Longino is exactly the kind of explosive hard-hitter Graham and his coaches are looking for in their defense. He even got chastised once in the first week for going too hard at a key offensive player.
Coaches took a few days to figure out where Longino fits best, and he’s now competing at Will linebacker, where Chris Young is the likely starter. If Longino comes on really strong through camp, Young could move back to Spur to open a starting position for Longino.
Longino was the only player taking notes on the sidelines of ASU’s first veterans only practice, and his desire to contribute right away is easy to see.

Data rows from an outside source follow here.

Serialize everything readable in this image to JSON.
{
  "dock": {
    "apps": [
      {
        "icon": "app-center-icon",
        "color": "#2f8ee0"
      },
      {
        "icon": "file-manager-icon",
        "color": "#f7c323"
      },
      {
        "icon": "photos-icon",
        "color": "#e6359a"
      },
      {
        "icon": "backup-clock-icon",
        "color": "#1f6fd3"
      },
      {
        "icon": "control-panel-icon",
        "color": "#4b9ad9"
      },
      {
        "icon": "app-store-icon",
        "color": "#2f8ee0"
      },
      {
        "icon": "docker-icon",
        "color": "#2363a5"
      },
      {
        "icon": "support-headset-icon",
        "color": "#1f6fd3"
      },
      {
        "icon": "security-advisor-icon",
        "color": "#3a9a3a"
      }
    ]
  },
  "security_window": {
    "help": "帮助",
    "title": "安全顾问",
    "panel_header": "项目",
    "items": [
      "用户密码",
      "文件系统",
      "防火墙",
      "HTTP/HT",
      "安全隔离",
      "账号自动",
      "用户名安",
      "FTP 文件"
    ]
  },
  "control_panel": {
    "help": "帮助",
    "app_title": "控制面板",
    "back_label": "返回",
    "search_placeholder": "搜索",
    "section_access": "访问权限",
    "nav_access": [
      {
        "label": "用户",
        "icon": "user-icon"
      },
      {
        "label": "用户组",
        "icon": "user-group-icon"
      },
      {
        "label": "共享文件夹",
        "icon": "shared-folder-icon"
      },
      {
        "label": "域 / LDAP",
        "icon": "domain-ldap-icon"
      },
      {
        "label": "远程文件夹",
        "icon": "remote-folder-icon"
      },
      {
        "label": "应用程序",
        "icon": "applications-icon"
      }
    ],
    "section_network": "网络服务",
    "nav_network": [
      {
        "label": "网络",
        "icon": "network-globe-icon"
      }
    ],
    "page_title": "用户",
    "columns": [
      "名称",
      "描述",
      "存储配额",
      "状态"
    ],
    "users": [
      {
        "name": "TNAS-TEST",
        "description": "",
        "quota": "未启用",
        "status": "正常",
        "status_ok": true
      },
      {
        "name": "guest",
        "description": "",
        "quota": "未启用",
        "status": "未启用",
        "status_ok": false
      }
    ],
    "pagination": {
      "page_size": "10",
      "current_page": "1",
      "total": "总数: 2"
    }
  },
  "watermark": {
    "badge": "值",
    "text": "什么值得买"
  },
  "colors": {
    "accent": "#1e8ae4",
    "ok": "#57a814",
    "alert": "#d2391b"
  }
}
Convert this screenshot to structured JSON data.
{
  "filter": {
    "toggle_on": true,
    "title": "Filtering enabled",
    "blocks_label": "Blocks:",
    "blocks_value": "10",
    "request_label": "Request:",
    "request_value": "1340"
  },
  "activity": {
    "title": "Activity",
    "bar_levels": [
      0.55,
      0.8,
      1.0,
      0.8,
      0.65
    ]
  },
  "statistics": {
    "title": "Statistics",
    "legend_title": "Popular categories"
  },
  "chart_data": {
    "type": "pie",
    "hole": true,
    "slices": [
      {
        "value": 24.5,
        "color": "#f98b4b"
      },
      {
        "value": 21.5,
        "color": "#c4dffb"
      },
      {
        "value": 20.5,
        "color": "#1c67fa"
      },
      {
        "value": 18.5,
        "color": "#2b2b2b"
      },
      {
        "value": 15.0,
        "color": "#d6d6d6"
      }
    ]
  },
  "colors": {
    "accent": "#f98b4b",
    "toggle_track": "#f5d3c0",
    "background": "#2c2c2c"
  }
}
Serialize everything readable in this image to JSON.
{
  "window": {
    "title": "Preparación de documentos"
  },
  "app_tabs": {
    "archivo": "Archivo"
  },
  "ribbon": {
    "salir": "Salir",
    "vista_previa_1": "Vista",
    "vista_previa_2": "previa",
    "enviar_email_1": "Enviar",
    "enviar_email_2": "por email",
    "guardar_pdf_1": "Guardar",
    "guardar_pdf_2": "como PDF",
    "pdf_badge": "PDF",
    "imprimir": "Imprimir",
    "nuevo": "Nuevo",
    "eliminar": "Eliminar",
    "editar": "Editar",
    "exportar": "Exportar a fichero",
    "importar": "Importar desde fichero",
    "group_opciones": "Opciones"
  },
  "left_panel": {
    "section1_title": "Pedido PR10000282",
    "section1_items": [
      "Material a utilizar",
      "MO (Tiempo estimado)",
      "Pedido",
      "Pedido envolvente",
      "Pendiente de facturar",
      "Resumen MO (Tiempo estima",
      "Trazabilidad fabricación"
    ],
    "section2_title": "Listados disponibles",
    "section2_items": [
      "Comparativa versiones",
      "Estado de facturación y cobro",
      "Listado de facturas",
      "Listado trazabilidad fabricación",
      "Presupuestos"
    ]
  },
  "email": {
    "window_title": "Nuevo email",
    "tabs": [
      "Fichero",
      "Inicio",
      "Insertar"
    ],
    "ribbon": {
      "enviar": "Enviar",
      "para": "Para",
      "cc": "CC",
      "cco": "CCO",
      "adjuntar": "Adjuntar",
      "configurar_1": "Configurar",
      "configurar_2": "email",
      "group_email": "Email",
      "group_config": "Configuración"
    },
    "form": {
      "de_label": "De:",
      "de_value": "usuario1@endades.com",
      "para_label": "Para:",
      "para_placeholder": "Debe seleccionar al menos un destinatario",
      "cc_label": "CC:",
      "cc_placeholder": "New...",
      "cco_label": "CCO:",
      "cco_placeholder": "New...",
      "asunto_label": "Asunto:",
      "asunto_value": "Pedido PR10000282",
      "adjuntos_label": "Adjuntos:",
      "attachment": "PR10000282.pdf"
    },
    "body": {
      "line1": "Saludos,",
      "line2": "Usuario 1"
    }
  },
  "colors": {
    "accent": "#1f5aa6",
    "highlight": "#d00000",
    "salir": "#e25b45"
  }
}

“I feel real confident I’m going to be a big part of the defense,” Longino said. “I came here trying to make an impact.”
Freshman Cameron Smith, wide receiver
Smith impressed greatly in newcomer practices but has cooled off a bit since. Still, the 6-foot Coppell, Texas, native may be the fastest player on the team, and coaches have been impressed.
Smith is a polished player for a freshman, having made very few mistakes through one week. He’s not getting carried away, however.
“I don’t think I’ve done enough actually, but I’m just trying to stay focused so I can improve on what I need to and become more balanced as a receiver,” Smith said. “I need to know the plays automatically, not thinking too much when I get to the line so it can be second nature.”
Junior Jaelen Strong, wide receiver
Strong was by far the most anticipated newcomer of 2013. A tall receiver at 6-foot-4, he has the potential to be ASU’s No. 1 receiver. Missing the first three days of practice awaiting academic clearance and not wearing pads for the next two seemingly did nothing to change that perception.
“He has come on quick,” receivers coach DelVaughn Alexander said. “He’s really smart and really focused. He has a lot of natural instincts when it comes to the game. It’s just a matter of him getting used to what we do and how we do it.”
Strong has the athleticism to be a No. 1 receiver. But he has intangibles as well. Those instincts Alexander spoke of showed in Monday’s scrimmage when a defensive back deflected a pass behind Strong, who turned his head around and caught the ball as it came down behind him for a big gain. Others
— Freshmen Zane Gonzalez and Matt Haack are likely to handle kicking and punting duties.
— Freshman safety James Johnson has worked his way into the competition at field safety. Graham has praised his communication skills. It’s a competition ASU wants to settle quickly, though, and others are currently leading.
— Freshman linebacker Viliami Latu has drawn Graham’s praise a few times already. He has a solid chance to earn a backup job.
— Junior wide receiver Joe Morris, a teammate of Strong’s at Pierce, is expected to compete for a starting job but has been limited by a foot injury. He should move onto the radar in a week or so, but the competition is heating up.
— Junior tight end De’Marieya Nelson, from San Joaquin Delta College, might be the ideal player for ASU’s H-back position. Coaches love his explosiveness and wide-ranging skill set. He could contribute this year but in a somewhat limited role.
— Safety Damarious Randall comes highly touted from Mesa Community College. The belief is he may end up winning the field safety job, but he hasn’t practice yet due to a groin strain. He’ll be worth watching as camp rolls on.